On Aug. 25, 2014, an Oklahoma City Police officer and his partner were in pursuit of a robbery suspect. The officer’s partner took several stab wounds and later died in surgery. The fallen member of the police department was Kye, a K9.

The incident shows how dangerous the job can be, for man and dog.

The Choctaw Nation Tribal Police has a K9 on the force. His name is Gitano, and he is a lot safer now when he goes to work. In May, Gitano received a custom-made, stab-proof and bulletproof vest.

The jacket weighs 40 pounds and covers much of Gitano’s 90-pound body. It is valued between $1,795 and $2,234. After an application process that qualified Gitano, the new protective gear was free. Acquired from the Massachusetts-based non-profit company Vested Interest in K9s Inc. and it comes with a five-year warranty. For Gitano, it could be a lifetime warranty.

It means a lot also to Gitano’s handler, Choctaw Nation Police Officer Zach McIntyre.
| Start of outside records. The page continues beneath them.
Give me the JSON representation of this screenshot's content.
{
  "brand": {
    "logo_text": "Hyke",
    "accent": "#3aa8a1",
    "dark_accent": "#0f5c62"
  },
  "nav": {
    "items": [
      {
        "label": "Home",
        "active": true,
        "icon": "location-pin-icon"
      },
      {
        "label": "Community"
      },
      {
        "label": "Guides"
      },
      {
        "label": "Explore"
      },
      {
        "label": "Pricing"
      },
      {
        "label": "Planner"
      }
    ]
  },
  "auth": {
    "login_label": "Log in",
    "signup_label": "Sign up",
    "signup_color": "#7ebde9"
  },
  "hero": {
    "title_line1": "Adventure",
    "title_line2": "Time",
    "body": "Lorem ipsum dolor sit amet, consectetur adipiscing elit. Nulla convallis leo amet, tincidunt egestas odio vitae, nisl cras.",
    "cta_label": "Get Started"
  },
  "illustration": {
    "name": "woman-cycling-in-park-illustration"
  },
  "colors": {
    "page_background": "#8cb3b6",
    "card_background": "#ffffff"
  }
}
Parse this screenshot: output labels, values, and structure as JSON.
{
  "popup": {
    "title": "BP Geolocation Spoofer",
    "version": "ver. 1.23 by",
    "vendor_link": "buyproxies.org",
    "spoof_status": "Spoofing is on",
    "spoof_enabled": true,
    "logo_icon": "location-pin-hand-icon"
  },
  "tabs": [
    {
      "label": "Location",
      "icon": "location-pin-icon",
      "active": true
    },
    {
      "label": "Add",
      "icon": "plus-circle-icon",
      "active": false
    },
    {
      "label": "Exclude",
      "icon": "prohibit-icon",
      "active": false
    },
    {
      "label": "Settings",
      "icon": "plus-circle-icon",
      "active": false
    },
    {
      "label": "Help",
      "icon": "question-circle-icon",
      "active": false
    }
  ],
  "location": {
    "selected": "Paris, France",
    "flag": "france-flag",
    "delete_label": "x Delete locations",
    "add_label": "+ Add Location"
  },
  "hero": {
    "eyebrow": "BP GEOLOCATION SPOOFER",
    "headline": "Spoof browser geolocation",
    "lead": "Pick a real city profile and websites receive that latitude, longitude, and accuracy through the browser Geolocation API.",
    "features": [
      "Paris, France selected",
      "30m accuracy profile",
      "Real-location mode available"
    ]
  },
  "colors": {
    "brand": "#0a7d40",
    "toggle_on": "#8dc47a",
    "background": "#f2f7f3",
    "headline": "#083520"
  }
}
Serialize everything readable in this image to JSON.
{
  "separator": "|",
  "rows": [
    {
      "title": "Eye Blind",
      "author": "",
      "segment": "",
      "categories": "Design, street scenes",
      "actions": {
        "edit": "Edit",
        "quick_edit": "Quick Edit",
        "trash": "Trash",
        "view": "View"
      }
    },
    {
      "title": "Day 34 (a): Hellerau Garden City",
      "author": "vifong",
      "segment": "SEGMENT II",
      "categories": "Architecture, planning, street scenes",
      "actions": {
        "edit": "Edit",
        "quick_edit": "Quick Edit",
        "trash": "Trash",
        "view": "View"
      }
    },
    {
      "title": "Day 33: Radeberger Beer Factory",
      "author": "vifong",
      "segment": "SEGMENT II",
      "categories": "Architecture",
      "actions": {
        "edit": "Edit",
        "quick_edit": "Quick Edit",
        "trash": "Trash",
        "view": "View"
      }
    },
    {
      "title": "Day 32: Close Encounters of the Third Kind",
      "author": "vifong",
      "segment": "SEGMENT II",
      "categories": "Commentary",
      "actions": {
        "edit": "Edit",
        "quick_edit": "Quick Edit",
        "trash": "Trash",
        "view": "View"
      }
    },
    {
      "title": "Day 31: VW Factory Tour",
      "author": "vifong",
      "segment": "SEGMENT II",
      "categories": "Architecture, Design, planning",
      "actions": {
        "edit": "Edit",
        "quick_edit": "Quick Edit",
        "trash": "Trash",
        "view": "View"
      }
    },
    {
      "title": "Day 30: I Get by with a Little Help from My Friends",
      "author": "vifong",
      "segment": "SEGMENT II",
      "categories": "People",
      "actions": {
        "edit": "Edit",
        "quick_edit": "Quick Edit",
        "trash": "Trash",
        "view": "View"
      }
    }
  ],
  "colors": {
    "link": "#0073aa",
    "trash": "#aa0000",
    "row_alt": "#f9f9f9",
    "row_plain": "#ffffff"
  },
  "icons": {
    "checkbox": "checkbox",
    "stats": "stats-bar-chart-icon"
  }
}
“Having the vest makes me feel good, I don’t have to worry about him as much,” McIntyre said. “I know if something were to happen, that he has that extra protection which is the key at the end of the day, to be safe and go home.”

McIntyre is a 27-year-old Choctaw; Gitano is a five-year-old Belgian Malinois. But, McIntyre said, Gitano is as much Choctaw as he is.

As a puppy, Gitano (the name is Italian for Gypsy) traveled from overseas, then trained at Little Rock K9 Academy in Arkansas. The two first partnered up with members of the Town of Calera Police Department. They came as a team to the Choctaw Nation in October 2014, a month after the death of Kye.

Upon McIntyre’s completion of the application for the vest, he and Gitano had to wait several weeks for it to arrive. Although American made, each vest is custom-made for the individual K9. Also, Vested Interest in K9s Inc. (www.vik9s.org) relies on donations and volunteers and has outfitted hundreds of police dogs nationwide.

Gitano has been working on the streets for almost four years.

McIntyre said, “All he knows is work, to be a working dog. He lives it, and he loves it.”

But, Gitano is more than his partner. Anywhere McIntyre goes, Gitano goes.

“After their training, they are one-person dogs,” he said.

As a K9, Gitano is required to continue training regularly. McIntyre had to go initially through a week-long handler’s course and now schools side-by-side with Gitano.

“We train with the Durant Police Department twice a month. The state requires a minimum of 16 hours of training a month to keep the dog reliable,” McIntyre said.

Now, Gitano has to do additional hours, so he can learn to work effectively while wearing his new vest.

Although he has no “street takedowns,” Gitano has helped in many “busts.”

McIntyre said, “We have seized lots of vehicles, thousands of dollars of drug-related money, drugs.”

While with the Calera Police Department, Gitano sniffed out more than 100 grams of methamphetamine in one vehicle, with a street value of approximately $11,000 to $12,000.

According to McIntyre, an advantage of having a K9 as a partner is because it won’t think twice about responding. Humans have naturally delayed reactions. Dogs don’t think about themselves, they just help and do what they know.

Criminals, however, do need to stop and consider before trying to harm four-legged law agents – because it is now a federal offense. Under the Federal Law Enforcement Animal Protection Act, “anyone convicted of purposely assaulting, maiming, or killing federal law enforcement animals such as police dogs and horses could be fined at least $1,000 and spend up to 10 years in prison.”

Gitano also is a big intimidation factor. McIntyre said, with a K9 in the car, or when it barks, a suspect usually does not try to run, and that plays a significant role in the safety of both officers.

Still, there is always the risk of injury, and that’s why the vest makes a difference.

McIntyre said, “This is extra safety for Gitano because anything can happen on a traffic stop, or when you are helping people. Some people could just come and start shooting at Gitano or me, and this is just extra protection for him.”